Brief –
Could you return every record below without changing a word?

Extracted data entries
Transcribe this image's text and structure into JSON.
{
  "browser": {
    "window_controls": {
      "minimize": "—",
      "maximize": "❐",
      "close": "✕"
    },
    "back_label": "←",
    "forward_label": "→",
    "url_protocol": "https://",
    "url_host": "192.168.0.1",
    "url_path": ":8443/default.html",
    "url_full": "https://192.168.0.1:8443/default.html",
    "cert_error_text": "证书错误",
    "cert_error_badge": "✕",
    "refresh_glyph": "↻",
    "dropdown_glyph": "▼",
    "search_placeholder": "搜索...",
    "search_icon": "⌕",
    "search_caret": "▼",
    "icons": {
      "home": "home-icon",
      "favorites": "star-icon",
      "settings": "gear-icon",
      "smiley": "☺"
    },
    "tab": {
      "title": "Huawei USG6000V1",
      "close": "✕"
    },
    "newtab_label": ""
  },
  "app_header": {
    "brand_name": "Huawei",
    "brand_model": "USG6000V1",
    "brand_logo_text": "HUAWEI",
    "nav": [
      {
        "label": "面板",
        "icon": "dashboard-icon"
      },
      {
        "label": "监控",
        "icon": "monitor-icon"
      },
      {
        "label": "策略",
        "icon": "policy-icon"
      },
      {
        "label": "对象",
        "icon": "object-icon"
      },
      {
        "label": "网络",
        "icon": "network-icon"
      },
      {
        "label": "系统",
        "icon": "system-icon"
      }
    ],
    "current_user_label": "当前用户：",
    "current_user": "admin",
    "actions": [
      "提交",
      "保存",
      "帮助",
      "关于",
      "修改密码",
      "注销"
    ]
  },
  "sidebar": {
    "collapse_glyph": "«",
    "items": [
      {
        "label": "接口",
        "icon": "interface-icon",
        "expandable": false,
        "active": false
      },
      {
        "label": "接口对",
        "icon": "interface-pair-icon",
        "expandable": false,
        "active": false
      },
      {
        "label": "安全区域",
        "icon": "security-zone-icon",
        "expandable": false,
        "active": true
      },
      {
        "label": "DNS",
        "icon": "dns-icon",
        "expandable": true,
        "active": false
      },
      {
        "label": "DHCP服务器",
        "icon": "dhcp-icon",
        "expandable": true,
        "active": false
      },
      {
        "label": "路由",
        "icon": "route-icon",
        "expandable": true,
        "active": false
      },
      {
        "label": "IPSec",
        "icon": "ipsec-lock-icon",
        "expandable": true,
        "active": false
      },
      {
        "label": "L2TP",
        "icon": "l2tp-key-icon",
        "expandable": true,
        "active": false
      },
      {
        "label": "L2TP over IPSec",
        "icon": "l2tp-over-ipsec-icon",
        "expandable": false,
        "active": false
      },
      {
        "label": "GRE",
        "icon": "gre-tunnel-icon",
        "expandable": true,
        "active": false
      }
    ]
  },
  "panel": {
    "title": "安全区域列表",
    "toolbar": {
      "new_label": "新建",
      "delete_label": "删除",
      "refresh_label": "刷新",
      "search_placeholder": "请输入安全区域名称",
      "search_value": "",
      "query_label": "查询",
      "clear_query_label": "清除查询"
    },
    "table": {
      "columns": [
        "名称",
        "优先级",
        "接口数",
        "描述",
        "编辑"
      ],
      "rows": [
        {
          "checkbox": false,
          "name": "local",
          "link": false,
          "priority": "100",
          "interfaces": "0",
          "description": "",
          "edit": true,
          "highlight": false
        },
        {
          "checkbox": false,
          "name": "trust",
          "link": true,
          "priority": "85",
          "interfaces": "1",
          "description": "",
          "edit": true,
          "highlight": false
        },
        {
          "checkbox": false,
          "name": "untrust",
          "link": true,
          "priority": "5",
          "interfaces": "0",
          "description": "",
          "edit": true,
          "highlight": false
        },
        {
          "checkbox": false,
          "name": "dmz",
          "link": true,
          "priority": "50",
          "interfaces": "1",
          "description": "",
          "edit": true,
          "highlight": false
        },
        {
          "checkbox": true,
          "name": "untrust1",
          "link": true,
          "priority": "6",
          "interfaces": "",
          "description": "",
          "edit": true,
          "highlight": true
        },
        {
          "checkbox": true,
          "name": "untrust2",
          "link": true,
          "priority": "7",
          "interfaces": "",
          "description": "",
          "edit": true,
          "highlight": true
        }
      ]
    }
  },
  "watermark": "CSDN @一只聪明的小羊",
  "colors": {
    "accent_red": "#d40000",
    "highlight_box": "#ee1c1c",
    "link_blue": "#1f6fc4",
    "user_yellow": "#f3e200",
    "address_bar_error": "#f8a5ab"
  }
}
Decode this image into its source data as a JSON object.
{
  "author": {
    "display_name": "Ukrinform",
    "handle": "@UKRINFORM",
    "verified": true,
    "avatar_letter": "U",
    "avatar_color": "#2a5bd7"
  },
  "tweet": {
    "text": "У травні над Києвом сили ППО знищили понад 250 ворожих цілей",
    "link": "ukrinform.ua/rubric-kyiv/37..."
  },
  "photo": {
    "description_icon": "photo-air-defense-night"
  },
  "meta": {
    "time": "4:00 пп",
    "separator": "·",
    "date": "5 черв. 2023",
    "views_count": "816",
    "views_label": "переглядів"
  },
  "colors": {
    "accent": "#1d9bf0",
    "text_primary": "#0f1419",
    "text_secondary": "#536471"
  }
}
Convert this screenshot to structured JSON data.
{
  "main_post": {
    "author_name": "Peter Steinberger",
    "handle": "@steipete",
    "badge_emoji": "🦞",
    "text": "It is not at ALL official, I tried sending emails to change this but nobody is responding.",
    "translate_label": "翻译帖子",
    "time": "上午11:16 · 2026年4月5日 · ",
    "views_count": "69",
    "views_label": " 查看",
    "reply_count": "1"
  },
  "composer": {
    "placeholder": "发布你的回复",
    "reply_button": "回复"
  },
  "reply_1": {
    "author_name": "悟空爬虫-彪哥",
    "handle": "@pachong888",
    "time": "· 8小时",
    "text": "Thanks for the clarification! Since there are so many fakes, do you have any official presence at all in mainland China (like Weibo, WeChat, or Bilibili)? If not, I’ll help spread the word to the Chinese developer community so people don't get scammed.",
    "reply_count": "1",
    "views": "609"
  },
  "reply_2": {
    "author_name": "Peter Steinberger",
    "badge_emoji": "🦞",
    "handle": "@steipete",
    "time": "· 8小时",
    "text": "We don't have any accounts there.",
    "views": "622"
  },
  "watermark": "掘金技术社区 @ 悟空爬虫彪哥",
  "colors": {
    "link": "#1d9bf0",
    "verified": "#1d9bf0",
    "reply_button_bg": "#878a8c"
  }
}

Response to this exercise –
Transcribe this image's text and structure into JSON.
{
  "browser": {
    "window_controls": {
      "minimize": "—",
      "maximize": "❐",
      "close": "✕"
    },
    "back_label": "←",
    "forward_label": "→",
    "url_protocol": "https://",
    "url_host": "192.168.0.1",
    "url_path": ":8443/default.html",
    "url_full": "https://192.168.0.1:8443/default.html",
    "cert_error_text": "证书错误",
    "cert_error_badge": "✕",
    "refresh_glyph": "↻",
    "dropdown_glyph": "▼",
    "search_placeholder": "搜索...",
    "search_icon": "⌕",
    "search_caret": "▼",
    "icons": {
      "home": "home-icon",
      "favorites": "star-icon",
      "settings": "gear-icon",
      "smiley": "☺"
    },
    "tab": {
      "title": "Huawei USG6000V1",
      "close": "✕"
    },
    "newtab_label": ""
  },
  "app_header": {
    "brand_name": "Huawei",
    "brand_model": "USG6000V1",
    "brand_logo_text": "HUAWEI",
    "nav": [
      {
        "label": "面板",
        "icon": "dashboard-icon"
      },
      {
        "label": "监控",
        "icon": "monitor-icon"
      },
      {
        "label": "策略",
        "icon": "policy-icon"
      },
      {
        "label": "对象",
        "icon": "object-icon"
      },
      {
        "label": "网络",
        "icon": "network-icon"
      },
      {
        "label": "系统",
        "icon": "system-icon"
      }
    ],
    "current_user_label": "当前用户：",
    "current_user": "admin",
    "actions": [
      "提交",
      "保存",
      "帮助",
      "关于",
      "修改密码",
      "注销"
    ]
  },
  "sidebar": {
    "collapse_glyph": "«",
    "items": [
      {
        "label": "接口",
        "icon": "interface-icon",
        "expandable": false,
        "active": false
      },
      {
        "label": "接口对",
        "icon": "interface-pair-icon",
        "expandable": false,
        "active": false
      },
      {
        "label": "安全区域",
        "icon": "security-zone-icon",
        "expandable": false,
        "active": true
      },
      {
        "label": "DNS",
        "icon": "dns-icon",
        "expandable": true,
        "active": false
      },
      {
        "label": "DHCP服务器",
        "icon": "dhcp-icon",
        "expandable": true,
        "active": false
      },
      {
        "label": "路由",
        "icon": "route-icon",
        "expandable": true,
        "active": false
      },
      {
        "label": "IPSec",
        "icon": "ipsec-lock-icon",
        "expandable": true,
        "active": false
      },
      {
        "label": "L2TP",
        "icon": "l2tp-key-icon",
        "expandable": true,
        "active": false
      },
      {
        "label": "L2TP over IPSec",
        "icon": "l2tp-over-ipsec-icon",
        "expandable": false,
        "active": false
      },
      {
        "label": "GRE",
        "icon": "gre-tunnel-icon",
        "expandable": true,
        "active": false
      }
    ]
  },
  "panel": {
    "title": "安全区域列表",
    "toolbar": {
      "new_label": "新建",
      "delete_label": "删除",
      "refresh_label": "刷新",
      "search_placeholder": "请输入安全区域名称",
      "search_value": "",
      "query_label": "查询",
      "clear_query_label": "清除查询"
    },
    "table": {
      "columns": [
        "名称",
        "优先级",
        "接口数",
        "描述",
        "编辑"
      ],
      "rows": [
        {
          "checkbox": false,
          "name": "local",
          "link": false,
          "priority": "100",
          "interfaces": "0",
          "description": "",
          "edit": true,
          "highlight": false
        },
        {
          "checkbox": false,
          "name": "trust",
          "link": true,
          "priority": "85",
          "interfaces": "1",
          "description": "",
          "edit": true,
          "highlight": false
        },
        {
          "checkbox": false,
          "name": "untrust",
          "link": true,
          "priority": "5",
          "interfaces": "0",
          "description": "",
          "edit": true,
          "highlight": false
        },
        {
          "checkbox": false,
          "name": "dmz",
          "link": true,
          "priority": "50",
          "interfaces": "1",
          "description": "",
          "edit": true,
          "highlight": false
        },
        {
          "checkbox": true,
          "name": "untrust1",
          "link": true,
          "priority": "6",
          "interfaces": "",
          "description": "",
          "edit": true,
          "highlight": true
        },
        {
          "checkbox": true,
          "name": "untrust2",
          "link": true,
          "priority": "7",
          "interfaces": "",
          "description": "",
          "edit": true,
          "highlight": true
        }
      ]
    }
  },
  "watermark": "CSDN @一只聪明的小羊",
  "colors": {
    "accent_red": "#d40000",
    "highlight_box": "#ee1c1c",
    "link_blue": "#1f6fc4",
    "user_yellow": "#f3e200",
    "address_bar_error": "#f8a5ab"
  }
}
Decode this image into its source data as a JSON object.
{
  "author": {
    "display_name": "Ukrinform",
    "handle": "@UKRINFORM",
    "verified": true,
    "avatar_letter": "U",
    "avatar_color": "#2a5bd7"
  },
  "tweet": {
    "text": "У травні над Києвом сили ППО знищили понад 250 ворожих цілей",
    "link": "ukrinform.ua/rubric-kyiv/37..."
  },
  "photo": {
    "description_icon": "photo-air-defense-night"
  },
  "meta": {
    "time": "4:00 пп",
    "separator": "·",
    "date": "5 черв. 2023",
    "views_count": "816",
    "views_label": "переглядів"
  },
  "colors": {
    "accent": "#1d9bf0",
    "text_primary": "#0f1419",
    "text_secondary": "#536471"
  }
}
Convert this screenshot to structured JSON data.
{
  "main_post": {
    "author_name": "Peter Steinberger",
    "handle": "@steipete",
    "badge_emoji": "🦞",
    "text": "It is not at ALL official, I tried sending emails to change this but nobody is responding.",
    "translate_label": "翻译帖子",
    "time": "上午11:16 · 2026年4月5日 · ",
    "views_count": "69",
    "views_label": " 查看",
    "reply_count": "1"
  },
  "composer": {
    "placeholder": "发布你的回复",
    "reply_button": "回复"
  },
  "reply_1": {
    "author_name": "悟空爬虫-彪哥",
    "handle": "@pachong888",
    "time": "· 8小时",
    "text": "Thanks for the clarification! Since there are so many fakes, do you have any official presence at all in mainland China (like Weibo, WeChat, or Bilibili)? If not, I’ll help spread the word to the Chinese developer community so people don't get scammed.",
    "reply_count": "1",
    "views": "609"
  },
  "reply_2": {
    "author_name": "Peter Steinberger",
    "badge_emoji": "🦞",
    "handle": "@steipete",
    "time": "· 8小时",
    "text": "We don't have any accounts there.",
    "views": "622"
  },
  "watermark": "掘金技术社区 @ 悟空爬虫彪哥",
  "colors": {
    "link": "#1d9bf0",
    "verified": "#1d9bf0",
    "reply_button_bg": "#878a8c"
  }
}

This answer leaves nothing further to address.